- Panel-To-Panel connections are also an important part of the Tilt-Up process and are used to interconnect panels during construction. These connections can be made with steel plates and bolts, shear studs, or welding. The most common type of Panel-To-Panel Connection is the Lap Splice Connection. This connection is made by overlapping two panels and connecting them with steel plates and bolts. Other types of Panel-To-Panel Connections include the Butt Splice Connection, the Corner Splice Connection, and the Tee Splice Connection.
Use Of Chamfer & Rustication In Tilt-WallChamfer and rustication are two important architectural features that are often used in tilt-up construction. Chamfer is an angled cut made at the edge of a board or piece of wood, while rustication is a decorative technique that involves creating a textured surface on stone or brick. Both of these features can add visual interest and appeal to a tilt-up building.
Chamfers are commonly used to create a clean, finished look at the edges of tilt-up panels. They can also be used to create interesting shadow lines and add visual interest to a façade. Rustication, on the other hand, is often used to give the appearance of stone or brick construction without the weight or cost. It can also be used to create a more traditional look.
Both chamfer and rustication can be used in a variety of ways to create unique looks for tilt-up buildings. When used together, they can create an even more interesting and appealing façade.
There are several types of equipment and accessories that can be used with tilt-up slabs, including brace inserts, ground anchors, HGA brackets, lifters, SL inserts, slant anchors, and tilt-up profiles. Each of these products has its own unique benefits and applications.
Accessories and Equipment to be Used with Tilt-Up Slabs
- Brace inserts are used to provide additional support to the slab after lifting.
- Ground anchors are used to secure the slab in place once it has been lifted into position.
- HGA brackets are used to connect the slab to the structure’s frame.
- Lifters are used to lift the slab into position.
- SL inserts are used to provide additional support during lifting and lower the risk of cracking.
- Slant anchors are used to secure the slab in place once it has been lifted into position.
- Tilt-up profiles are used to create smooth reveals and chamfered edges.
- Ring clutches are used to fasten the slab in place to be lifted into position.

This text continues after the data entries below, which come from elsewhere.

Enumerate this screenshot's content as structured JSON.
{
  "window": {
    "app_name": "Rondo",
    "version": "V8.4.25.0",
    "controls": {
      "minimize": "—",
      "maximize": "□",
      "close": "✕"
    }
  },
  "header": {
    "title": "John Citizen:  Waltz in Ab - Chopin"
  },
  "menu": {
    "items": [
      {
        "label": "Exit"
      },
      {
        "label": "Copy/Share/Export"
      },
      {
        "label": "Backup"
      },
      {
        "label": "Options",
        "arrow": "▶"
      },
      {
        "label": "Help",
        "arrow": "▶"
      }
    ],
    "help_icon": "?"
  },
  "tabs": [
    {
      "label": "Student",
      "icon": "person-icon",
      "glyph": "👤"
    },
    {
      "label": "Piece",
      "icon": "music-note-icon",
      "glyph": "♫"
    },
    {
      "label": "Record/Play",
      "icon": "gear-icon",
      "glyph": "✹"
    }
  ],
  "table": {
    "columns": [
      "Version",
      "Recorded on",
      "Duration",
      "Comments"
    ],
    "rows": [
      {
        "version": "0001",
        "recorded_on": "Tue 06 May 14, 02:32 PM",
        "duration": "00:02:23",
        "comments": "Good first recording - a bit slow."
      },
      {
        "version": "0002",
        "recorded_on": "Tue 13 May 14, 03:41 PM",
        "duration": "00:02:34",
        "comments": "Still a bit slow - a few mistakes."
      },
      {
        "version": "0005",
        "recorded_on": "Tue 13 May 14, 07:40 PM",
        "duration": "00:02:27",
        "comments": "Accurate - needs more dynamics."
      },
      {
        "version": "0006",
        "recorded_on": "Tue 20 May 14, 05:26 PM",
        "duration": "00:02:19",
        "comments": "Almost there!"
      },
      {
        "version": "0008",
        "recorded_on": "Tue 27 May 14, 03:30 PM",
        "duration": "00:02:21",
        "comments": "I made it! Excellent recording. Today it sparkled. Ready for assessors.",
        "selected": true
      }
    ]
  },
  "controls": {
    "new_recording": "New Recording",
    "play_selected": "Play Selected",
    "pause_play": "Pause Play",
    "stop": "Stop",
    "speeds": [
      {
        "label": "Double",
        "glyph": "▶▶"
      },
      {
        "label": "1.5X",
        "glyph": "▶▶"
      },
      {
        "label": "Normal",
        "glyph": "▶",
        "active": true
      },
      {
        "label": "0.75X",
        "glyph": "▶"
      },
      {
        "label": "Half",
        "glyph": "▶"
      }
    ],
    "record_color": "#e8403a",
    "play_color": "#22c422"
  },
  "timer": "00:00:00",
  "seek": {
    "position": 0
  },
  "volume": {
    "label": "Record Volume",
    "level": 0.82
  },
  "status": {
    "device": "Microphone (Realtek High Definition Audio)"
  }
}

Each of these products is essential for a successful tilt-up construction project. When selecting equipment and accessories for a project, it is important to consult with an experienced contractor or engineer to ensure that the products are compatible with the specific project requirements.
Why Bond Breakers Are Important?Bond breakers are an important part of the tilt-up construction process. They help to prevent the bonding of the tilt-up panels to the casting slab, which can cause problems when it comes time to lift the panels. Bond breakers also help to improve the finish of the tilt-up slab by providing a smoother surface for the application of finishes.
There are a variety of different types of bond breakers available on the market, and choosing the right one will depend on the specific needs of your project. In general, however, bond breakers can be divided into two main categories: water-based and oil-based. Water-based bond breakers are typically easier to apply and remove than their oil-based counterparts.
However, they may not provide as effective of a bond break between the tilt-up panel and the concrete pad or floor, which can lead to problems during removal. Oil-based bond breakers, on the other hand, typically provide an easier break from the casting slab but can be more difficult to apply and remove.
When selecting a bond breaker, it is important to consider the type of concrete that will be used in your project. For example, if you are using high-strength concrete, you will need to choose a bond breaker that is specifically designed for that type of concrete. Otherwise, you run the risk of the bond breaker not being strong enough to prevent the bonding of the tilt-up panel to the casting surface.